3:10 – 10 Then God saw their works, that they turned from their evil way; and God relented from the disaster that He had said He would bring upon them, and He did not do it.

We read here that the people of Ninevah and their king repented and obeyed the word of the Lord. What could have made the people of Ninevah listen to a foreign god and then repent? Archaeologists have found that the Ninevites worshipped the great fish god Dagon; therefore, the people were likely impressed with Jonah having been inside the great fish. They felt that Jonah’s god must have battled their fish god and made him cough up Jonah and spit him out; therefore, they had to listen to the more powerful “God of the Israelites.” Whatever happened, it’s interesting to note the immediacy with which they repented.

Notice how verse 3 says that Ninevah was such a large city that it took three whole days just to walk across it. Jonah preached to the city of Nineveh for three days straight. His disobedience had taken him three times the distance away from God; however, the Lord revealed that His mercy was three times greater than Jonah’s disobedience. Once again, we are being reminded that God’s mercy is three times greater than our sin. The Lord wanted to make sure that the Ninevites heard His message and had the opportunity to repent.

I want you to notice how there is a stark contrast presented here between Jonah and the Ninevites. God spoke a word to Jonah, who was an Israelite and one of His own chosen people, and yet he became immediately disobedient. However, after the Ninevites, who were foreigners, had heard God’s message they were immediately obedient. They had forty days to think it over, but it appears that their repentance was immediate; and because of their immediacy in repenting of their sinful ways, God spared them His wrath. The Ninevites called out for mercy and they were saved from death and destruction. Remember, “Whoever calls on the name of the Lord shall be saved” (Acts 2:21).


Jonah Protested Their Second Chance (4:1, 4:5-6)

4:1 – 1 But it displeased Jonah exceedingly, and he became angry.

4:5-6 – 5 So Jonah went out of the city and sat on the east side of the city. There he made himself a shelter and sat under it in the shade, till he might see what would become of the city. 6 And the Lord God prepared a plant and made it come up over Jonah, that it might be shade for his head to deliver him from his misery. So Jonah was very grateful for the plant.

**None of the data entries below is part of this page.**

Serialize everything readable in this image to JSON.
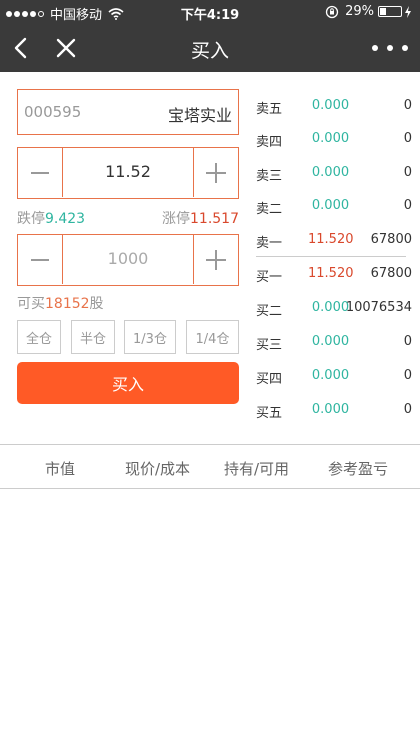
{
  "status_bar": {
    "carrier": "中国移动",
    "time": "下午4:19",
    "battery": "29%"
  },
  "nav": {
    "title": "买入"
  },
  "stock": {
    "code": "000595",
    "name": "宝塔实业"
  },
  "price_input": {
    "value": "11.52"
  },
  "limits": {
    "down_label": "跌停",
    "down_value": "9.423",
    "up_label": "涨停",
    "up_value": "11.517"
  },
  "qty_input": {
    "placeholder": "1000"
  },
  "can_buy": {
    "prefix": "可买",
    "value": "18152",
    "suffix": "股"
  },
  "quick_positions": [
    "全仓",
    "半仓",
    "1/3仓",
    "1/4仓"
  ],
  "buy_button": "买入",
  "order_book": [
    {
      "label": "卖五",
      "price": "0.000",
      "volume": "0",
      "color": "#2fb5a0"
    },
    {
      "label": "卖四",
      "price": "0.000",
      "volume": "0",
      "color": "#2fb5a0"
    },
    {
      "label": "卖三",
      "price": "0.000",
      "volume": "0",
      "color": "#2fb5a0"
    },
    {
      "label": "卖二",
      "price": "0.000",
      "volume": "0",
      "color": "#2fb5a0"
    },
    {
      "label": "卖一",
      "price": "11.520",
      "volume": "67800",
      "color": "#d9482c"
    },
    {
      "label": "买一",
      "price": "11.520",
      "volume": "67800",
      "color": "#d9482c"
    },
    {
      "label": "买二",
      "price": "0.000",
      "volume": "10076534",
      "color": "#2fb5a0"
    },
    {
      "label": "买三",
      "price": "0.000",
      "volume": "0",
      "color": "#2fb5a0"
    },
    {
      "label": "买四",
      "price": "0.000",
      "volume": "0",
      "color": "#2fb5a0"
    },
    {
      "label": "买五",
      "price": "0.000",
      "volume": "0",
      "color": "#2fb5a0"
    }
  ],
  "holdings_header": [
    "市值",
    "现价/成本",
    "持有/可用",
    "参考盈亏"
  ],
  "colors": {
    "accent": "#ff5a26",
    "border": "#e8734a",
    "green": "#2fb5a0",
    "red": "#d9482c",
    "nav_bg": "#3a3a3a"
  },
  "icons": {
    "back": "back-arrow-icon",
    "close": "close-icon",
    "more": "more-dots-icon",
    "wifi": "wifi-icon",
    "battery": "battery-icon",
    "lock": "rotation-lock-icon",
    "charging": "charging-icon"
  }
}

We see here one of the saddest accounts in the Bible. Jonah was hoping the Lord would destroy the Ninevites, and we read here that he was displeased that God had spared them. Therefore, he left Nineveh pouting, and he journeyed to a safe vantage point so he wouldn’t get singed when God rained down His fiery judgement on the city; and there he sat, watching and hoping for their destruction. God had shown Jonah mercy for his disobedience, but Jonah didn’t feel like anyone